In fact, the Scriptures that He preached even predicted a false, corrupted Christianity to come in the future. It would cause global suffering and persecute those at odds with its teachings, which misrepresented God. This corrupt Christianity would “make war” with anyone who disagreed with it and “prevail against them” (Daniel 7:21). But despite the abuses of religion in the past and in the future, Jesus did not seek to destroy religion, but to illuminate its true meaning.

Before His death on the cross, the Romans brought Jesus before Pilate, one of their rulers. When Pilate questioned Him regarding His arrest by Roman soldiers and the Jewish leaders, Jesus said, “My kingdom is not of this world. If My kingdom were of this world, My servants would fight, so that I should not be delivered to the Jews; but now My kingdom is not from here” (John 18:36). Jesus taught that true religion was not about worldly success or personal gain, but something beyond this world.

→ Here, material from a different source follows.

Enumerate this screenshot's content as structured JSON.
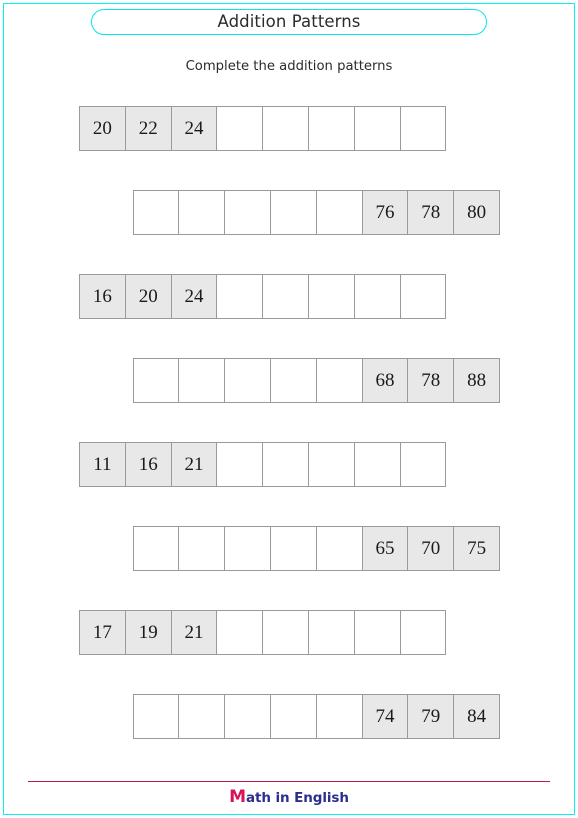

Jesus came to offer a pure and genuine spirituality, a transcendent yet supremely practical way that not only addresses our human problems, but also solves divine ones. How can a God that is all-powerful, all-present, and all-knowing allow for suffering? How does good deal with evil—with force, or with something else? Jesus presented solutions this world had never seen before. “My kingdom is not of this world.”

Imagine a Christianity without any contamination. What if you knew the true intents, teachings, character, and reasoning of Jesus Christ in the way that He meant them? No pretense. No spin.

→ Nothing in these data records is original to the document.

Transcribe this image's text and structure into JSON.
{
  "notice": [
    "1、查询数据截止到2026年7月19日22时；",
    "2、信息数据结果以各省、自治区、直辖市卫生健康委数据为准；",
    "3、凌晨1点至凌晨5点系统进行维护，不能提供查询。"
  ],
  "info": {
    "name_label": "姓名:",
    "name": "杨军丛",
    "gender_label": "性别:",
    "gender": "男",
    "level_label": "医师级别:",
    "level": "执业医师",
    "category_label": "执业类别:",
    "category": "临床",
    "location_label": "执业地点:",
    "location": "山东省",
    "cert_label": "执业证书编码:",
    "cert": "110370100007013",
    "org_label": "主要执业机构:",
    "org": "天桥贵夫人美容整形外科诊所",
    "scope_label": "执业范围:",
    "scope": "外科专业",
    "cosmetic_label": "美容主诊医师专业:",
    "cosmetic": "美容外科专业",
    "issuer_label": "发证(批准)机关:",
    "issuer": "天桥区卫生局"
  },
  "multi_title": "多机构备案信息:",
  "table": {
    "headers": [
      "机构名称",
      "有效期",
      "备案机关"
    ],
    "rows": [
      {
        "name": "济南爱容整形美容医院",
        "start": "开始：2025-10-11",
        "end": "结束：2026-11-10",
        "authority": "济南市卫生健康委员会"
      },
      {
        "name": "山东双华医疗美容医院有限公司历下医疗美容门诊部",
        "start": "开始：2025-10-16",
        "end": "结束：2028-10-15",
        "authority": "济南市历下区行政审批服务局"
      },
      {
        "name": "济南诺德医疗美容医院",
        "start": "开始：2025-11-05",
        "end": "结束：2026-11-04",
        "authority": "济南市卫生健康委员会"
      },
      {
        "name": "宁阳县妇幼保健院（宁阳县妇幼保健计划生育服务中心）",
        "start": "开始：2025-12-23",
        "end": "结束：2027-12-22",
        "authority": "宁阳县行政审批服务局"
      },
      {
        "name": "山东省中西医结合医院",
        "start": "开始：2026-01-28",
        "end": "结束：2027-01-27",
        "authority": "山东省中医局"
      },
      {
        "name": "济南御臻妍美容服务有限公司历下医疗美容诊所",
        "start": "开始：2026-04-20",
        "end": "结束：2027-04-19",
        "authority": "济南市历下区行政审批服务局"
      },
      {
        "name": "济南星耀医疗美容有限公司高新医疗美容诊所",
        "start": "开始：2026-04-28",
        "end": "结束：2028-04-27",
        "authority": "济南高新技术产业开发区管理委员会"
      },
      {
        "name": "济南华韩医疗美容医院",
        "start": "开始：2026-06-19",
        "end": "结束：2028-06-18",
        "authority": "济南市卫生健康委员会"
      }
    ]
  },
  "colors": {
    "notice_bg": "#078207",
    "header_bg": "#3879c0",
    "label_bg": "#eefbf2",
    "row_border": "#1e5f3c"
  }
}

What if there were a way to understand Christ in His purity?

What if you could understand love, peace, joy, and faith more deeply than the words and pictures Hallmark uses on its cards—as Jesus Himself talked about them and demonstrated in His life?


What if you could understand Jesus’ teachings without the political biases and religious interpretations that have muddled them for centuries?

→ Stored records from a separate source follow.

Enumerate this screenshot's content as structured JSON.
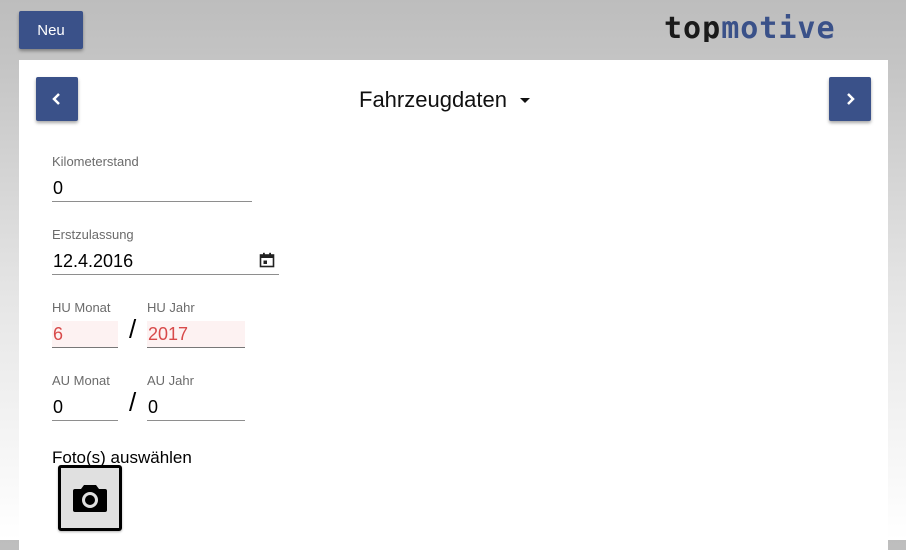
{
  "header": {
    "new_label": "Neu",
    "logo_alt": "topmotive"
  },
  "section": {
    "title": "Fahrzeugdaten"
  },
  "fields": {
    "kilometerstand": {
      "label": "Kilometerstand",
      "value": "0"
    },
    "erstzulassung": {
      "label": "Erstzulassung",
      "value": "12.4.2016"
    },
    "hu_monat": {
      "label": "HU Monat",
      "value": "6"
    },
    "hu_jahr": {
      "label": "HU Jahr",
      "value": "2017"
    },
    "au_monat": {
      "label": "AU Monat",
      "value": "0"
    },
    "au_jahr": {
      "label": "AU Jahr",
      "value": "0"
    },
    "separator": "/"
  },
  "photo": {
    "label": "Foto(s) auswählen",
    "icon": "camera-icon"
  },
  "colors": {
    "accent": "#3a5189",
    "error": "#d84a4a",
    "logo_dark": "#1a1a1a",
    "logo_blue": "#3a5189"
  }
}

What if Jesus weren’t a crazed rabble-rouser or merely a good teacher? What if He were more exalted than anything any human being could imagine, more than just one in a long line of wise men?

Here is what one writer had to say about the true Jesus: “Jesus was a perfect pattern of what we should be. He was the strictest observer of His Father’s law, yet He moved in perfect freedom. He had all the fervor of the enthusiast, yet He was calm, sober, and self-possessed. He was elevated above the common affairs of the world, yet He did not exclude Himself from society. He dined with publicans and sinners, played with little children, and took them in His arms and blessed them. He graced the wedding feast with His presence. He shed tears at the grave of Lazarus.

“His zeal never degenerated into passion nor His consistency into selfish obstinacy. His benevolence never savored of weakness nor His sympathy of sentimentalism. He combined the innocence and simplicity of the child with manly strength, all-absorbing devotion to God with tender love for man. He possessed commanding dignity combined with winning grace of humility. He manifested unyielding firmness with gentleness.”2


Living Water


Do you want this uncontaminated perspective? You would be making a decision that millions of people need to make, but don’t, because of past experience or fear. You would be taking the first step toward seeing, knowing, and even believing in the pure person, character, and life of Jesus.

Take this step by reading the most comprehensive book on Jesus’ life, teachings, and prophecies: The Desire of Ages. Just as the title implies, this book shows why, in spite of centuries of corruption by humans, Jesus inspires hope, transformation, and devotion. He called His teachings living water, and He invites you to try some.


1 http://query.nytimes.com/mem/archive-free/pdf?res=9F03EEDE1430E633A25750C1A9619C94669FD7CF

2 In Heavenly Places, page 54

Scripture taken from the New King James Version®. Copyright © 1982 by Thomas Nelson, Inc. Used by permission. All rights reserved.

Cover image: ©www.photodune.net